Cross-posted from Startled Disbelief.

On Tuesday, I was contacted by a producer with Radio-Canada (the French division of CBC) for an interview. They were putting together a téléjournal (television news) piece about prayer in Winnipeg City Council meetings, and were hoping for comment from the Winnipeg Skeptics. I agreed to speak with them, and also attempted to put them in contact with Jeff Olsson of the Humanists, Atheists, and Agnostics of Manitoba and Robert McGregor of the Winnipeg Secularists (who, I informed them, had put together a petition on precisely this subject).

Robert McGregor speaks to Catherine Dulude. Image from CBC. Used under fair dealing.

Winnipeg City Council generally starts the day with a prayer—see, for example, the minutes from the City Council meeting on 25 April 2012. (The minutes of all City Council meetings can be found here.)

There were several points that I stressed in the interview, which I’ll summarize here.

First of all, while the Winnipeg Skeptics has no official position with regard to any particular religious claim (except for those that relate to science, such as creationism), the organisation is supportive of secular government over sectarian government.

It is true that Canada doesn’t have a constitutional separation of church and state; indeed, while we have no official religion, our head of state is also the Supreme Governor of the Church of England. That said, the Canadian Charter of Rights and Freedoms guarantees freedom of thought, freedom of conscience, and freedom of religion.

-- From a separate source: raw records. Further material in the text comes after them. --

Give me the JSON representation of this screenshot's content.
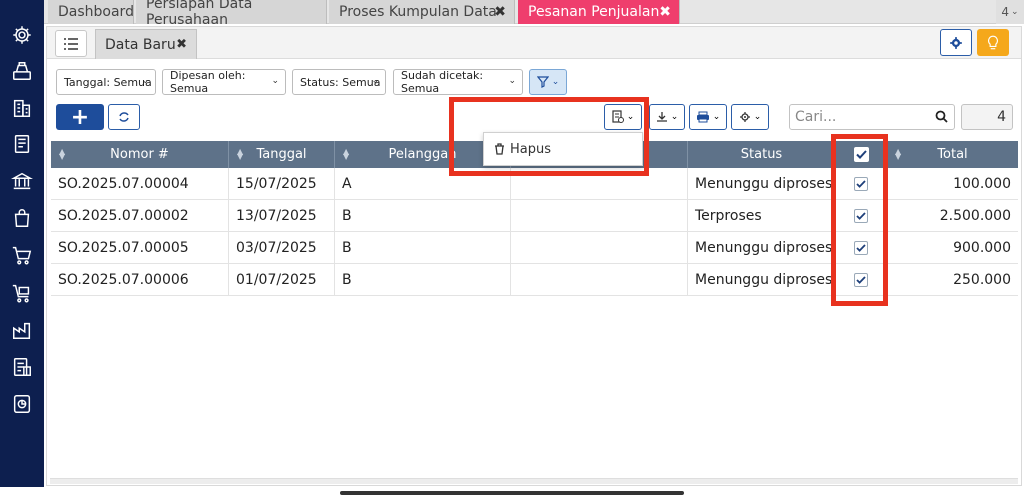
{
  "tabs": [
    {
      "label": "Dashboard"
    },
    {
      "label": "Persiapan Data Perusahaan"
    },
    {
      "label": "Proses Kumpulan Data",
      "close": "✖"
    },
    {
      "label": "Pesanan Penjualan",
      "close": "✖"
    }
  ],
  "tab_overflow": "4",
  "subtab": {
    "label": "Data Baru",
    "close": "✖"
  },
  "filters": [
    "Tanggal: Semua",
    "Dipesan oleh: Semua",
    "Status: Semua",
    "Sudah dicetak: Semua"
  ],
  "chevron": "⌄",
  "toolbar": {
    "add_label": "+"
  },
  "search": {
    "placeholder": "Cari..."
  },
  "record_count": "4",
  "dropdown": {
    "delete_label": "Hapus"
  },
  "table": {
    "columns": [
      "Nomor #",
      "Tanggal",
      "Pelanggan",
      "",
      "Status",
      "",
      "Total"
    ],
    "rows": [
      {
        "nomor": "SO.2025.07.00004",
        "tanggal": "15/07/2025",
        "pelanggan": "A",
        "status": "Menunggu diproses",
        "total": "100.000",
        "checked": true
      },
      {
        "nomor": "SO.2025.07.00002",
        "tanggal": "13/07/2025",
        "pelanggan": "B",
        "status": "Terproses",
        "total": "2.500.000",
        "checked": true
      },
      {
        "nomor": "SO.2025.07.00005",
        "tanggal": "03/07/2025",
        "pelanggan": "B",
        "status": "Menunggu diproses",
        "total": "900.000",
        "checked": true
      },
      {
        "nomor": "SO.2025.07.00006",
        "tanggal": "01/07/2025",
        "pelanggan": "B",
        "status": "Menunggu diproses",
        "total": "250.000",
        "checked": true
      }
    ]
  },
  "icons": {
    "sidebar": [
      "gear-icon",
      "cashier-icon",
      "building-icon",
      "book-icon",
      "bank-icon",
      "shopping-bag-icon",
      "cart-icon",
      "inventory-cart-icon",
      "factory-icon",
      "tax-report-icon",
      "chart-report-icon"
    ]
  },
  "colors": {
    "sidebar": "#0d1f4f",
    "active_tab": "#ef3e6d",
    "primary": "#1e4d9b",
    "table_header": "#5e7289",
    "highlight": "#e8321f",
    "bulb": "#f5a81b"
  }
}
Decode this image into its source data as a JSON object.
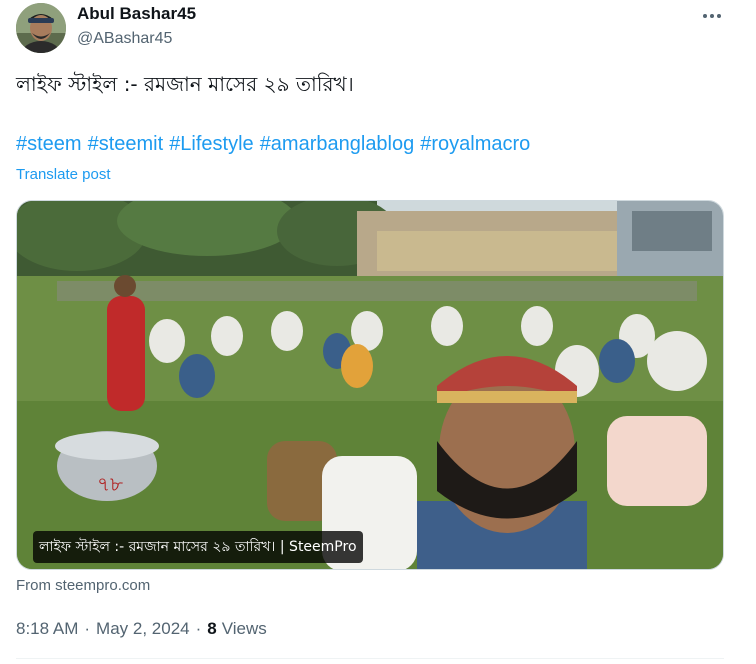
{
  "author": {
    "name": "Abul Bashar45",
    "handle": "@ABashar45",
    "avatar_icon": "user-avatar"
  },
  "more_icon": "more-horizontal-icon",
  "post": {
    "text": "লাইফ স্টাইল :- রমজান মাসের ২৯ তারিখ।",
    "hashtags": [
      "#steem",
      "#steemit",
      "#Lifestyle",
      "#amarbanglablog",
      "#royalmacro"
    ],
    "translate_label": "Translate post"
  },
  "media": {
    "caption": "লাইফ স্টাইল :- রমজান মাসের ২৯ তারিখ। | SteemPro",
    "pot_label": "৭৮",
    "source": "From steempro.com"
  },
  "meta": {
    "time": "8:18 AM",
    "separator": "·",
    "date": "May 2, 2024",
    "views_count": "8",
    "views_label": "Views"
  },
  "colors": {
    "link": "#1d9bf0",
    "secondary_text": "#536471",
    "primary_text": "#0f1419"
  }
}
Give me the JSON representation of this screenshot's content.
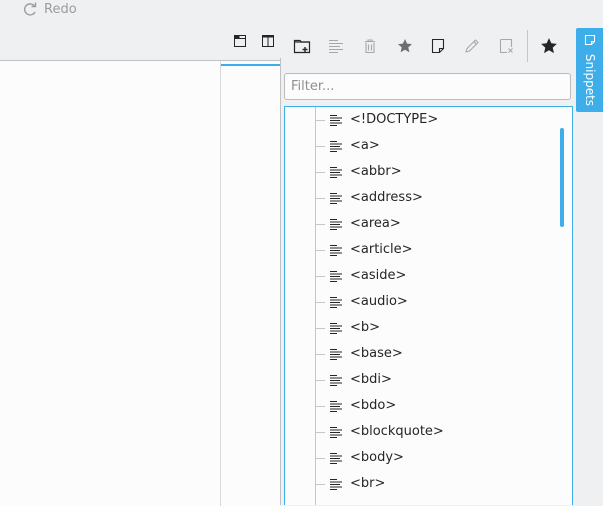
{
  "topbar": {
    "redo_label": "Redo"
  },
  "filter": {
    "placeholder": "Filter..."
  },
  "snippets_tab": {
    "label": "Snippets"
  },
  "snippets": [
    "<!DOCTYPE>",
    "<a>",
    "<abbr>",
    "<address>",
    "<area>",
    "<article>",
    "<aside>",
    "<audio>",
    "<b>",
    "<base>",
    "<bdi>",
    "<bdo>",
    "<blockquote>",
    "<body>",
    "<br>"
  ],
  "colors": {
    "accent": "#3daee9",
    "background": "#eff0f1",
    "text": "#232627"
  }
}
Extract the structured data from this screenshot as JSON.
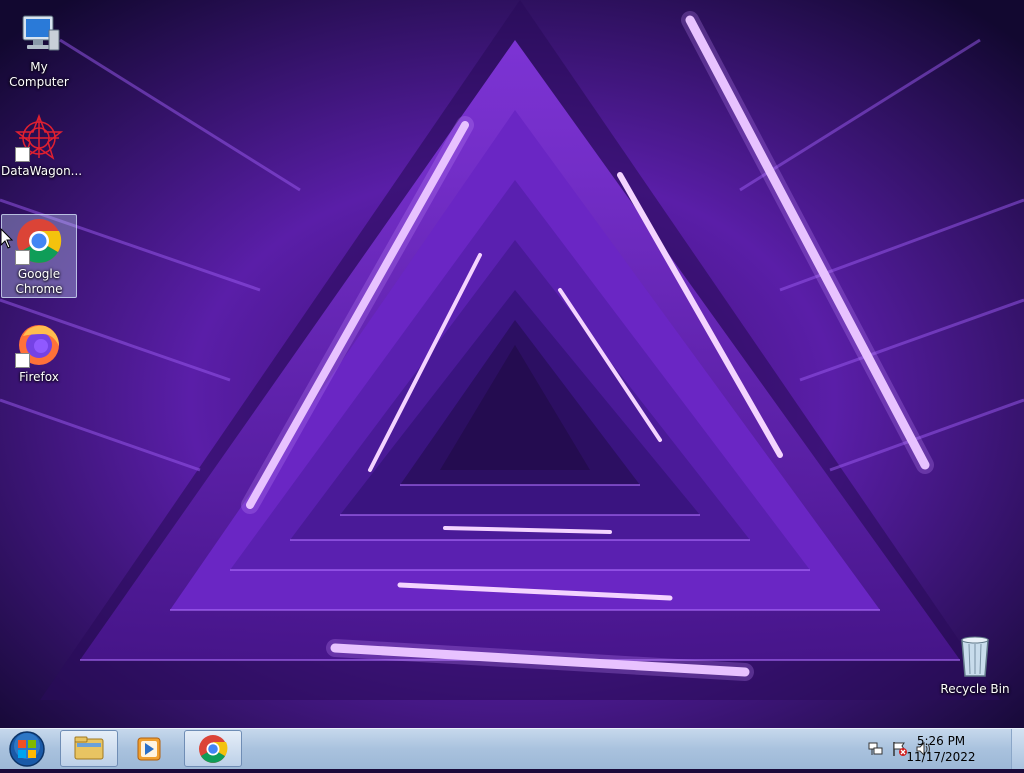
{
  "desktop": {
    "icons": [
      {
        "label": "My Computer"
      },
      {
        "label": "DataWagon..."
      },
      {
        "label": "Google\nChrome"
      },
      {
        "label": "Firefox"
      },
      {
        "label": "Recycle Bin"
      }
    ]
  },
  "taskbar": {
    "clock_time": "5:26 PM",
    "clock_date": "11/17/2022",
    "pinned": [
      "windows-explorer",
      "media-player",
      "google-chrome"
    ]
  },
  "colors": {
    "wallpaper_purple": "#7a2ed8",
    "neon_light": "#f0c8ff",
    "taskbar": "#b4cbe4"
  }
}
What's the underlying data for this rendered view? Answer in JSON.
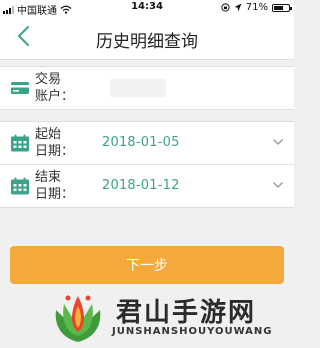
{
  "status_bar": {
    "carrier": "中国联通",
    "time": "14:34",
    "battery": "71%",
    "battery_level": 0.71
  },
  "nav": {
    "title": "历史明细查询"
  },
  "account": {
    "label_line1": "交易",
    "label_line2": "账户：",
    "value": ""
  },
  "start_date": {
    "label_line1": "起始",
    "label_line2": "日期：",
    "value": "2018-01-05"
  },
  "end_date": {
    "label_line1": "结束",
    "label_line2": "日期：",
    "value": "2018-01-12"
  },
  "actions": {
    "next_label": "下一步"
  },
  "watermark": {
    "name": "君山手游网",
    "domain": "JUNSHANSHOUYOUWANG"
  },
  "colors": {
    "accent": "#3aa38a",
    "button": "#f3a93c",
    "background": "#f0f0f0"
  }
}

I have no problem with members of City Council praying privately. I would never ask a politician to “check their religion at the door”. But when religious observance is carried out by an elected body that is meant to represent the people, that religious observance is effectively being carried out on behalf of the people. Canada’s government is committed (nominally, at least) to multiculturalism and religious pluralism. It seems to me that, in such a nation, governmental entanglement with religious practice (such as prayer) should be minimized.

Even the most benign, vague, and seemingly inoffensive prayers can be divisive. A simple prayer to “God” may be offensive to a deist, who may not believe in an interventionist god, or to a Hindu, who may believe in many. Members of minority religious or cultural groups may see governmental prayer as another way in which they are marginalized.

As is to be expected, the five-minute discussion that I had with the journalist was cut down to a single soundbite—but one that accurately represented my position—while Robert McGregor was (appropriately) given a more extensive interview. I thought that the finished piece (which is a distinctly Manitoban combination of French and English) was very good, and you can view it here.

Image from CBC. Used under fair dealing.

Less good was the online article summarizing the téléjournal piece, which identified me as the organiser of the Winnipeg Secularists and seemed generally convinced that Robert and I were the same person. This has since been corrected, but until about an hour ago still listed my name as “Greg”.

If you don’t read French, feel free to have Google translate the article for you. Alternatively, there is a similar article (bereft of any reference to yours truly) on CBC. The usual caveats against reading the comments section apply, of course.